List each line of the data that holds the word "color".

[DATA SHOWN — start]

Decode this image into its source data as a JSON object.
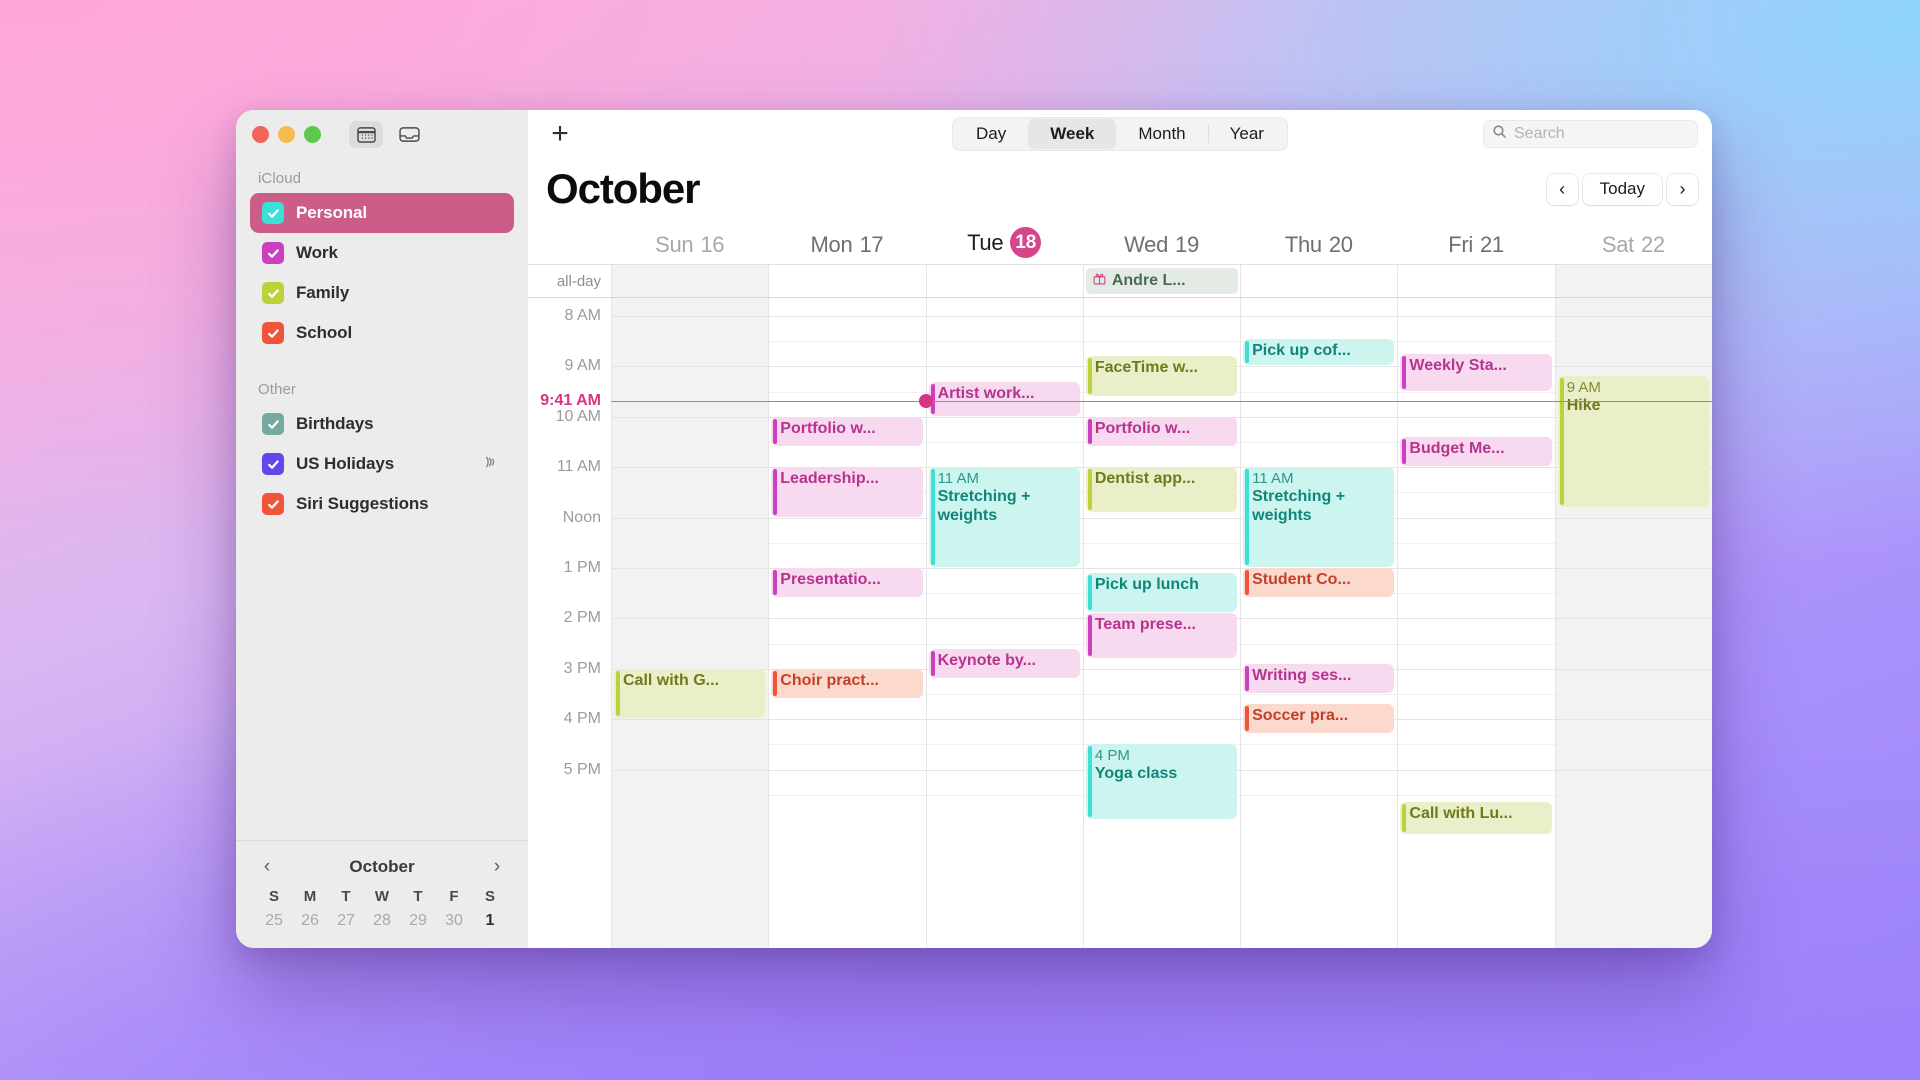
{
  "window": {
    "traffic": [
      "close",
      "minimize",
      "zoom"
    ],
    "toolbar_icons": [
      "calendar-view-icon",
      "inbox-icon"
    ]
  },
  "sidebar": {
    "groups": [
      {
        "title": "iCloud",
        "items": [
          {
            "label": "Personal",
            "color": "#3ce0d6",
            "selected": true,
            "checked": true,
            "broadcast": false
          },
          {
            "label": "Work",
            "color": "#cc3fc0",
            "selected": false,
            "checked": true,
            "broadcast": false
          },
          {
            "label": "Family",
            "color": "#bdd13a",
            "selected": false,
            "checked": true,
            "broadcast": false
          },
          {
            "label": "School",
            "color": "#f0553a",
            "selected": false,
            "checked": true,
            "broadcast": false
          }
        ]
      },
      {
        "title": "Other",
        "items": [
          {
            "label": "Birthdays",
            "color": "#74aaa0",
            "selected": false,
            "checked": true,
            "broadcast": false
          },
          {
            "label": "US Holidays",
            "color": "#6248e8",
            "selected": false,
            "checked": true,
            "broadcast": true
          },
          {
            "label": "Siri Suggestions",
            "color": "#f0553a",
            "selected": false,
            "checked": true,
            "broadcast": false
          }
        ]
      }
    ],
    "mini_calendar": {
      "title": "October",
      "prev": "‹",
      "next": "›",
      "dow": [
        "S",
        "M",
        "T",
        "W",
        "T",
        "F",
        "S"
      ],
      "days": [
        {
          "n": "25",
          "bold": false
        },
        {
          "n": "26",
          "bold": false
        },
        {
          "n": "27",
          "bold": false
        },
        {
          "n": "28",
          "bold": false
        },
        {
          "n": "29",
          "bold": false
        },
        {
          "n": "30",
          "bold": false
        },
        {
          "n": "1",
          "bold": true
        }
      ]
    }
  },
  "toolbar": {
    "add_label": "+",
    "views": [
      {
        "label": "Day",
        "active": false
      },
      {
        "label": "Week",
        "active": true
      },
      {
        "label": "Month",
        "active": false
      },
      {
        "label": "Year",
        "active": false
      }
    ],
    "search_placeholder": "Search"
  },
  "header": {
    "title": "October",
    "prev_label": "‹",
    "today_label": "Today",
    "next_label": "›"
  },
  "grid": {
    "allday_label": "all-day",
    "days": [
      {
        "name": "Sun",
        "num": "16",
        "weekend": true,
        "today": false
      },
      {
        "name": "Mon",
        "num": "17",
        "weekend": false,
        "today": false
      },
      {
        "name": "Tue",
        "num": "18",
        "weekend": false,
        "today": true
      },
      {
        "name": "Wed",
        "num": "19",
        "weekend": false,
        "today": false
      },
      {
        "name": "Thu",
        "num": "20",
        "weekend": false,
        "today": false
      },
      {
        "name": "Fri",
        "num": "21",
        "weekend": false,
        "today": false
      },
      {
        "name": "Sat",
        "num": "22",
        "weekend": true,
        "today": false
      }
    ],
    "hours": [
      "8 AM",
      "9 AM",
      "10 AM",
      "11 AM",
      "Noon",
      "1 PM",
      "2 PM",
      "3 PM",
      "4 PM",
      "5 PM"
    ],
    "current_time": "9:41 AM",
    "current_time_hour": 9.683,
    "allday_events": [
      {
        "day": 3,
        "title": "Andre L...",
        "icon": "gift-icon",
        "calendar": "Birthdays"
      }
    ],
    "events": [
      {
        "day": 1,
        "title": "Portfolio w...",
        "start": 10.0,
        "end": 10.6,
        "calendar": "Work",
        "bg": "#f7daef",
        "fg": "#b8338f",
        "bar": "#cc3fc0"
      },
      {
        "day": 1,
        "title": "Leadership...",
        "start": 11.0,
        "end": 12.0,
        "calendar": "Work",
        "bg": "#f7daef",
        "fg": "#b8338f",
        "bar": "#cc3fc0"
      },
      {
        "day": 1,
        "title": "Presentatio...",
        "start": 13.0,
        "end": 13.6,
        "calendar": "Work",
        "bg": "#f7daef",
        "fg": "#b8338f",
        "bar": "#cc3fc0"
      },
      {
        "day": 1,
        "title": "Choir pract...",
        "start": 15.0,
        "end": 15.6,
        "calendar": "School",
        "bg": "#fcd9cd",
        "fg": "#c2412a",
        "bar": "#f0553a"
      },
      {
        "day": 0,
        "title": "Call with G...",
        "start": 15.0,
        "end": 16.0,
        "calendar": "Family",
        "bg": "#eaeec9",
        "fg": "#6f7a1c",
        "bar": "#bdd13a"
      },
      {
        "day": 2,
        "title": "Artist work...",
        "start": 9.3,
        "end": 10.0,
        "calendar": "Work",
        "bg": "#f7daef",
        "fg": "#b8338f",
        "bar": "#cc3fc0"
      },
      {
        "day": 2,
        "title": "Stretching + weights",
        "time": "11 AM",
        "start": 11.0,
        "end": 13.0,
        "calendar": "Personal",
        "bg": "#ccf5ef",
        "fg": "#12857a",
        "bar": "#3ce0d6",
        "multiline": true
      },
      {
        "day": 2,
        "title": "Keynote by...",
        "start": 14.6,
        "end": 15.2,
        "calendar": "Work",
        "bg": "#f7daef",
        "fg": "#b8338f",
        "bar": "#cc3fc0"
      },
      {
        "day": 3,
        "title": "FaceTime w...",
        "start": 8.8,
        "end": 9.6,
        "calendar": "Family",
        "bg": "#eaeec9",
        "fg": "#6f7a1c",
        "bar": "#bdd13a"
      },
      {
        "day": 3,
        "title": "Portfolio w...",
        "start": 10.0,
        "end": 10.6,
        "calendar": "Work",
        "bg": "#f7daef",
        "fg": "#b8338f",
        "bar": "#cc3fc0"
      },
      {
        "day": 3,
        "title": "Dentist app...",
        "start": 11.0,
        "end": 11.9,
        "calendar": "Family",
        "bg": "#eaeec9",
        "fg": "#6f7a1c",
        "bar": "#bdd13a"
      },
      {
        "day": 3,
        "title": "Pick up lunch",
        "start": 13.1,
        "end": 13.9,
        "calendar": "Personal",
        "bg": "#ccf5ef",
        "fg": "#12857a",
        "bar": "#3ce0d6"
      },
      {
        "day": 3,
        "title": "Team prese...",
        "start": 13.9,
        "end": 14.8,
        "calendar": "Work",
        "bg": "#f7daef",
        "fg": "#b8338f",
        "bar": "#cc3fc0"
      },
      {
        "day": 3,
        "title": "Yoga class",
        "time": "4 PM",
        "start": 16.5,
        "end": 18.0,
        "calendar": "Personal",
        "bg": "#ccf5ef",
        "fg": "#12857a",
        "bar": "#3ce0d6",
        "multiline": true
      },
      {
        "day": 4,
        "title": "Pick up cof...",
        "start": 8.45,
        "end": 9.0,
        "calendar": "Personal",
        "bg": "#ccf5ef",
        "fg": "#12857a",
        "bar": "#3ce0d6"
      },
      {
        "day": 4,
        "title": "Stretching + weights",
        "time": "11 AM",
        "start": 11.0,
        "end": 13.0,
        "calendar": "Personal",
        "bg": "#ccf5ef",
        "fg": "#12857a",
        "bar": "#3ce0d6",
        "multiline": true
      },
      {
        "day": 4,
        "title": "Student Co...",
        "start": 13.0,
        "end": 13.6,
        "calendar": "School",
        "bg": "#fcd9cd",
        "fg": "#c2412a",
        "bar": "#f0553a"
      },
      {
        "day": 4,
        "title": "Writing ses...",
        "start": 14.9,
        "end": 15.5,
        "calendar": "Work",
        "bg": "#f7daef",
        "fg": "#b8338f",
        "bar": "#cc3fc0"
      },
      {
        "day": 4,
        "title": "Soccer pra...",
        "start": 15.7,
        "end": 16.3,
        "calendar": "School",
        "bg": "#fcd9cd",
        "fg": "#c2412a",
        "bar": "#f0553a"
      },
      {
        "day": 5,
        "title": "Weekly Sta...",
        "start": 8.75,
        "end": 9.5,
        "calendar": "Work",
        "bg": "#f7daef",
        "fg": "#b8338f",
        "bar": "#cc3fc0"
      },
      {
        "day": 5,
        "title": "Budget Me...",
        "start": 10.4,
        "end": 11.0,
        "calendar": "Work",
        "bg": "#f7daef",
        "fg": "#b8338f",
        "bar": "#cc3fc0"
      },
      {
        "day": 5,
        "title": "Call with Lu...",
        "start": 17.65,
        "end": 18.3,
        "calendar": "Family",
        "bg": "#eaeec9",
        "fg": "#6f7a1c",
        "bar": "#bdd13a"
      },
      {
        "day": 6,
        "title": "Hike",
        "time": "9 AM",
        "start": 9.2,
        "end": 11.8,
        "calendar": "Family",
        "bg": "#eaeec9",
        "fg": "#6f7a1c",
        "bar": "#bdd13a",
        "multiline": true
      }
    ]
  }
}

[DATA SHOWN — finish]

__WORKED SOLUTION__
            "color": "#3ce0d6",
            "color": "#cc3fc0",
            "color": "#bdd13a",
            "color": "#f0553a",
            "color": "#74aaa0",
            "color": "#6248e8",
            "color": "#f0553a",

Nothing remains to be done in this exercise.